So yesterday was more about me being an actual tourist. The goal was for me to check out Old Delhi as oppose to the current Delhi. Old Delhi felt like a completely different place than the rest of Delhi, however, I did not find it as old as what I was thinking. Personally I was thinking that they would be in clay huts, barely have any clothes, and chaotic. However, after walking through part of the place, I found out that only one of those three were correct.
After getting out of the metro station, my mind was blown. It was amazing for the engineers to build a station in the middle of Old Delhi as Old Delhi is packed with people. The best way for me to describe the packed-ness is comparing it to boxing day, where walking is difficult. However, think of that with having richshaws, stalls and people manually transporting bags of goods that look like they’d be at least 70lbs with carts. It was chaotic, yet very organized.
In front of the station, there was Old Delhi’s train station. We went into the station to check it out and man, was it busy. But I was very surprised by the fact that people were actually lining up and not all huddled all around the counter (like the metro booths). It got my brain thinking: people who are less fortunate seems to be more orderly than the ones who are more fortunate.
Continuing on my journey through the station, we walked onto one of the carts. It caught me off guard that people were able to just board as they will. There was also no one to check for tickets prior to boarding, but I guess that’s to show that no money is spent on hiring someone to do that. We finished off the tour with a McDonald’s soft serve. Of course the only reason was so that we could break our cash into smaller denominations.
After fattening up our wallets, we headed off to a mosque inside Old Delhi. It was big and looked very nice, but other than that, there was nothing really special (told you I’m no a history person). What was interesting though was the fact that they asked people to pay 200 rupees to bring in their camera (which in India, is a lot). I guess it’s one way to help sustain their mosque (as in hopefully we weren’t jipped because they only targeted tourists).
There is a very famous place for food in Delhi known as Karim. Times magazine rates this as one of the top 50 places to eat in Asia. I was thinking if they had that type of attention that the price would be ridiculous, but it was actually like any other restaurant. But with the price being the same, the lines were a lot longer and we ended up waiting for 30mins for a seat. After getting our seats, I decided to test Time’s statement against what I felt was one of the best food and so I ordered a chicken curry with roti. While waiting for the food to arrive, I saw a a non Indian by herself. Thinking that she was a solo tourist, I approached her with the intent of getting a testimonial about India. When I asked if she’s heard of AIESEC, she nodded and I was shocked.
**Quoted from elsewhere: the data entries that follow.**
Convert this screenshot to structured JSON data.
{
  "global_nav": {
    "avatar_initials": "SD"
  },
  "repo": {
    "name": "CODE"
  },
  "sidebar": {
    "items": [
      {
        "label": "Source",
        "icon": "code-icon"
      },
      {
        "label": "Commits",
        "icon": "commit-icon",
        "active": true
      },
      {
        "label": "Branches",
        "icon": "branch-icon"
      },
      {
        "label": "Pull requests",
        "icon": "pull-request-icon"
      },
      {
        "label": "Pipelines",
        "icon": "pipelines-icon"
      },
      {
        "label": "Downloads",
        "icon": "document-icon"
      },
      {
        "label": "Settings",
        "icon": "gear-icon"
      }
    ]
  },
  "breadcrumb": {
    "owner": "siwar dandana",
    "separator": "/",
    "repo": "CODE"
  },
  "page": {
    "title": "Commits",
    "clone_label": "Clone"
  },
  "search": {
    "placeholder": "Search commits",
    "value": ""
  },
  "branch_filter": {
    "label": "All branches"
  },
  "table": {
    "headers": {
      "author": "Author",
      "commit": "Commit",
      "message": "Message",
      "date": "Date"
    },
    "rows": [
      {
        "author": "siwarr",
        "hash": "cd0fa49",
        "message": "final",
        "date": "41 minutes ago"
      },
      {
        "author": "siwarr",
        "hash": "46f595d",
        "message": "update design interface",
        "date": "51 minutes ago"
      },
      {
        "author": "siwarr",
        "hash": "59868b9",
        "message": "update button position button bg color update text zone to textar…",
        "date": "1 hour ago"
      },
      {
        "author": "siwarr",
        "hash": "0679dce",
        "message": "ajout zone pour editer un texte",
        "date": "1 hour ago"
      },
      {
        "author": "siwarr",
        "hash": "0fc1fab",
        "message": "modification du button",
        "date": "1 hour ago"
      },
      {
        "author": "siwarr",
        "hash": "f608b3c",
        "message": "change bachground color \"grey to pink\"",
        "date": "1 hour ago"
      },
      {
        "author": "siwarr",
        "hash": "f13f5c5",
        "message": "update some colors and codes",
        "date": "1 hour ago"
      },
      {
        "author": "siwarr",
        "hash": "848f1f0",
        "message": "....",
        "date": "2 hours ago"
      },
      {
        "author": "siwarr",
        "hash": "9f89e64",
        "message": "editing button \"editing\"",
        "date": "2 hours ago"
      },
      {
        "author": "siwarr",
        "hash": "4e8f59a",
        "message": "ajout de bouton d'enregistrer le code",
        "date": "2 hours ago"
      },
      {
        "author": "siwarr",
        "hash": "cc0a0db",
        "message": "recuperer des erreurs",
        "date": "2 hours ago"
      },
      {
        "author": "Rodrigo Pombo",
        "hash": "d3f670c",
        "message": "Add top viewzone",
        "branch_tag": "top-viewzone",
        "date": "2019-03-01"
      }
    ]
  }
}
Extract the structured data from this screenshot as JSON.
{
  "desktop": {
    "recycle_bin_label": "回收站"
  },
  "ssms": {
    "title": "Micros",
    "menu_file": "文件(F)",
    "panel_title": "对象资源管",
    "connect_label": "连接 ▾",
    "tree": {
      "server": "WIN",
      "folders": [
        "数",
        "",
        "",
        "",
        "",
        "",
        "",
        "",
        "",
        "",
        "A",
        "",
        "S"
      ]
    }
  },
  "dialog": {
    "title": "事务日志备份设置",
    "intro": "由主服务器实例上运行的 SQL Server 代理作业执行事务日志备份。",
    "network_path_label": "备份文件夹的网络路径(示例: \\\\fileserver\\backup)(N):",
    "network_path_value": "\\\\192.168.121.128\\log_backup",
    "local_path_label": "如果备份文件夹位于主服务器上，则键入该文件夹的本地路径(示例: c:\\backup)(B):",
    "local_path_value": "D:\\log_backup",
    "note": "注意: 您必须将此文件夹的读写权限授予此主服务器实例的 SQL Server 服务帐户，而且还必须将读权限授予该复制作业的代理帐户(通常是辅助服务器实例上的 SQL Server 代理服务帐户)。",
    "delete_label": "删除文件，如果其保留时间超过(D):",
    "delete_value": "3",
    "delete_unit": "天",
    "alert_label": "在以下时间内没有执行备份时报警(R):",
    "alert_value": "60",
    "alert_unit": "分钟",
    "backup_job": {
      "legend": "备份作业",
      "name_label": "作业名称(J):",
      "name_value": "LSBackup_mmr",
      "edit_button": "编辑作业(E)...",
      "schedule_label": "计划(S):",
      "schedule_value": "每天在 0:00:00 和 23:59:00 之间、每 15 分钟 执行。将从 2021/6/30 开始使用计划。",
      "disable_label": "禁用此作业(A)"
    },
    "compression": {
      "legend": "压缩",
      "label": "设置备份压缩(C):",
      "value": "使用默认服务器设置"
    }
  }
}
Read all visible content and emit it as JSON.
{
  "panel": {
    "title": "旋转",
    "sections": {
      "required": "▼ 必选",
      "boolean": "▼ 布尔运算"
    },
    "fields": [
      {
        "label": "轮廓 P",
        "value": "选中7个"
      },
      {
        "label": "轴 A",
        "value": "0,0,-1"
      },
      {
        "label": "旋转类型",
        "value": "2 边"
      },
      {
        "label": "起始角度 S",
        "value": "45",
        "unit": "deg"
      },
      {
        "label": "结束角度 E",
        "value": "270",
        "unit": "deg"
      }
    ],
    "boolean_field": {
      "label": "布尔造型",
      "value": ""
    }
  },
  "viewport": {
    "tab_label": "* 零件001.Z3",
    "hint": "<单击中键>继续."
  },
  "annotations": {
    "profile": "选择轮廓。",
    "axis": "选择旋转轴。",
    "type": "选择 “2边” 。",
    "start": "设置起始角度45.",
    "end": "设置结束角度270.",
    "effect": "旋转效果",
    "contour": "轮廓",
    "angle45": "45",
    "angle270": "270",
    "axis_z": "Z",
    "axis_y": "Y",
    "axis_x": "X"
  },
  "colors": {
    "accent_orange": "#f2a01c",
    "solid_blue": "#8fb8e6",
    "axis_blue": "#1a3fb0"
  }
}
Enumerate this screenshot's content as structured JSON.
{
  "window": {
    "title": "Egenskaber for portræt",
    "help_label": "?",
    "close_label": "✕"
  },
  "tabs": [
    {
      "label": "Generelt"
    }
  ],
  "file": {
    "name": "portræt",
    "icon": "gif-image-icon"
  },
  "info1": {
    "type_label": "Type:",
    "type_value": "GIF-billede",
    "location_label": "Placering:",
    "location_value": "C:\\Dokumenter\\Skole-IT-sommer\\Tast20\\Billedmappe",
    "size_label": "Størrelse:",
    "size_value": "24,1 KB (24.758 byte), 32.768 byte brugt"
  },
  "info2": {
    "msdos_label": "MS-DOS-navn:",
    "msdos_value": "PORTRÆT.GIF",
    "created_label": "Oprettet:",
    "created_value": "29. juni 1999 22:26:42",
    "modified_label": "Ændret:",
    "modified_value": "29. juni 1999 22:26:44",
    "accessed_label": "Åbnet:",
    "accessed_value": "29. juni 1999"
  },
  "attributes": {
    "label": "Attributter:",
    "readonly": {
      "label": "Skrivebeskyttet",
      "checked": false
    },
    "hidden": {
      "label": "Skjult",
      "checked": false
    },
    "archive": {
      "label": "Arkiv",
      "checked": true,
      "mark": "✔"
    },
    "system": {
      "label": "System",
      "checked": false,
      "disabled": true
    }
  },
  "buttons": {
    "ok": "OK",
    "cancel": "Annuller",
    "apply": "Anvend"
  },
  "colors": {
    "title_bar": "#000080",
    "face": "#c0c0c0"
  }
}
After the 4min interview, I asked her how she heard of AIESEC and she told me that she did an internship through AIESEC in Chandigarh before.
The food was waiting for us when we got back to our seats and so I got them to record me trying one of the best places in India. Maybe it’s because I have a complete bias to Malaysian food, but the curry was not very tasty and the roti was quite hard. Sorry India, but Malaysia still has the better food in my opinion.
As this post is becoming quite long, and as Old Delhi was the majority of the day, I’m just going to summarize the rest. We went to a stall for food and I ordered something. I thought that my stomach would be able to handle it, but sadly it was not at that level yet. It was however, a lot better than how I thought it was end up though. We also went to meet some of the interns again. As one of them was leaving in under 12 hours, a lot of the interns gathered together and just chilled. It was such a warm atmosphere and really touching. If I went on an internship, I could see this being one of my favourite times.
Oh, I never gave my thoughts about Old Delhi. When I first stepped foot in Old Delhi, I was a little worried about being pick pocked, but after 5minutes or so, seeing that they midded to their own business, I felt quite safe and so I really enjoyed my time there. However, I asked some of the interns about Old Delhi and they don’t like it so I guess it’s more of a personality thing.